Also, if you show examples of well-written articles to potential clients, your location and whether you are native to the language or not would tend to become irrevelant.
| 8:52 am on Mar 5, 2007 (gmt 0)|
I know a lot of non native English speakers who make less mistakes in grammar and spelling then GWB. So being a native English speaker doesnt mean all that much, even if you did go to Yale and Harvard and are president of the US. ;-) :-) :-)
| 6:30 pm on Mar 5, 2007 (gmt 0)|
Sometimes it does get pretty bad. Try this one on for size:
|First and foremost you need to determine your budget because if you have allotted one to the accommodation then that is the place to fast your search. |
I was supposed to pay for that.
| 6:45 pm on Mar 5, 2007 (gmt 0)|
|I was supposed to pay for that. |
But looking on the bright side, at least it probably wasn't plagiarized. :)
| 6:54 pm on Mar 5, 2007 (gmt 0)|
Now, I can heave a sigh of relief.
| 6:11 pm on Mar 12, 2007 (gmt 0)|
Just to put a fine point on it, you may get someting like a piece that took me about 20 minutes to write and is exemplary of much of what you can expect from outsourcing articles. You may have seen some samples that pass muster, but the provider of the service outsources, in turn, and things can get mangled.
The keyword here is "bad writer". The scary thing is that the peice has no mispellings or grammatical/syntax marks in MSWord.
Here we go:
Bad Writing – Is There a Cure and What Can be done to Cure it?
There are many people out there who have bad writing habits and who are suffering badly daily from the fact that they do not have the ability to do good writing if, and when, they need to do good writing. There is so much you need to know about bad writing and there are many places you can look to see if you can improve yourself into a good writing style that will help you do good writing on a continuing basis daily, even though you may feel you cannot write very well at the time.
More About Bad Writing

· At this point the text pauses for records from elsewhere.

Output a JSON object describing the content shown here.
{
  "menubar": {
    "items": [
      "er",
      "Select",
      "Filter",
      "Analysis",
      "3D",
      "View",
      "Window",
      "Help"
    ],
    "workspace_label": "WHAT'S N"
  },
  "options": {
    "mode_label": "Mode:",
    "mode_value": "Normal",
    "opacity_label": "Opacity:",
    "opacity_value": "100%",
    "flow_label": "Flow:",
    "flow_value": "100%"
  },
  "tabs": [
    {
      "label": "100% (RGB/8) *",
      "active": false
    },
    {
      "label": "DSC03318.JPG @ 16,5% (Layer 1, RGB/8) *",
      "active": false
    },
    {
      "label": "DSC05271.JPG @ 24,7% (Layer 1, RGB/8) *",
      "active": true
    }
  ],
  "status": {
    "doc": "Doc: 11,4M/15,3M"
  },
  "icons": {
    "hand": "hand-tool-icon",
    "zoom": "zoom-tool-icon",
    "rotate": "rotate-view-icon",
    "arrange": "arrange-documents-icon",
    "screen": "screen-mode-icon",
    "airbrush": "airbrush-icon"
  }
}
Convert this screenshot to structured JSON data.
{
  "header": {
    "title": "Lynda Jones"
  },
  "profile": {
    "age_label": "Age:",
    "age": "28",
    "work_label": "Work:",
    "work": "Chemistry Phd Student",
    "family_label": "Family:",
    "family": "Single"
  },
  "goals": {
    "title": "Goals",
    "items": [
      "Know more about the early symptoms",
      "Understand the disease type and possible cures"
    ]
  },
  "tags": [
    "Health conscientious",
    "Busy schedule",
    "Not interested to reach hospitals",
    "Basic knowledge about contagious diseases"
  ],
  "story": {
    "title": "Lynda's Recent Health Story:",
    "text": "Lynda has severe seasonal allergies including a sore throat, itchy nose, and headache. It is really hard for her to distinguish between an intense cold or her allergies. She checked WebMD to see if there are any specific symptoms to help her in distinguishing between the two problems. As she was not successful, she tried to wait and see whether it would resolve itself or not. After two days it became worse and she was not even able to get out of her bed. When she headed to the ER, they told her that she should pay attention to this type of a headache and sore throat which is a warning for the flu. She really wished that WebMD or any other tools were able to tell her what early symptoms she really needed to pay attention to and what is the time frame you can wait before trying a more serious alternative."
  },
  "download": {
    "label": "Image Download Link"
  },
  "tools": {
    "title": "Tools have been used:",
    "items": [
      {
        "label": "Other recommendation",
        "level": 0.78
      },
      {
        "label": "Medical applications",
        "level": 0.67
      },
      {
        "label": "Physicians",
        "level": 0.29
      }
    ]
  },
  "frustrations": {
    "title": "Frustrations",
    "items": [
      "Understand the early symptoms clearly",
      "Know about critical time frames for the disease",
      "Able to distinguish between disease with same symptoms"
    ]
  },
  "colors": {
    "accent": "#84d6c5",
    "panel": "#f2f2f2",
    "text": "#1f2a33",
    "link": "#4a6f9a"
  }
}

You do not need to feel embarrassed about your bad writing as there is much help that you can get if you are willing to look for better improvement in the right locations. You must try to be patient because it may take longer than you think to find the right place to go, since good writing is hard to learn and may take lots of time to know what to do to improve your writing skill. There are lots of people out there who have had your problem too, and many of them have found the way to do good writing with hard work and learning about the right locations to look for help.
Do not become discouraged because there are lots of ways for you to go if you are only willing to spend the time to do research to find out how to go about the business of making yourself a good writer at any given time and place. Regardless of whether you are a good writer or a bad writer, you are going to want to make sure that you make yourself as knowledgeable and informed as possible in regards to the matter of bad writing, so that you know what you are talking about and are aware of everything involved here and you won’t be afraid.
If you think you do not know where to go not to be a bad writer, you can look in many places. Just understand that there is a tremendous amount of help available and you do not have to feel in a hopeless condition every day. One thing you can do is speak to someone, an individual person, who is in possession of excellent knowledge and ability about being a bad writer. This may help you find out the things you need to learn not to be a bad writer if you are willing to learn and practice to be a good writer on into the future.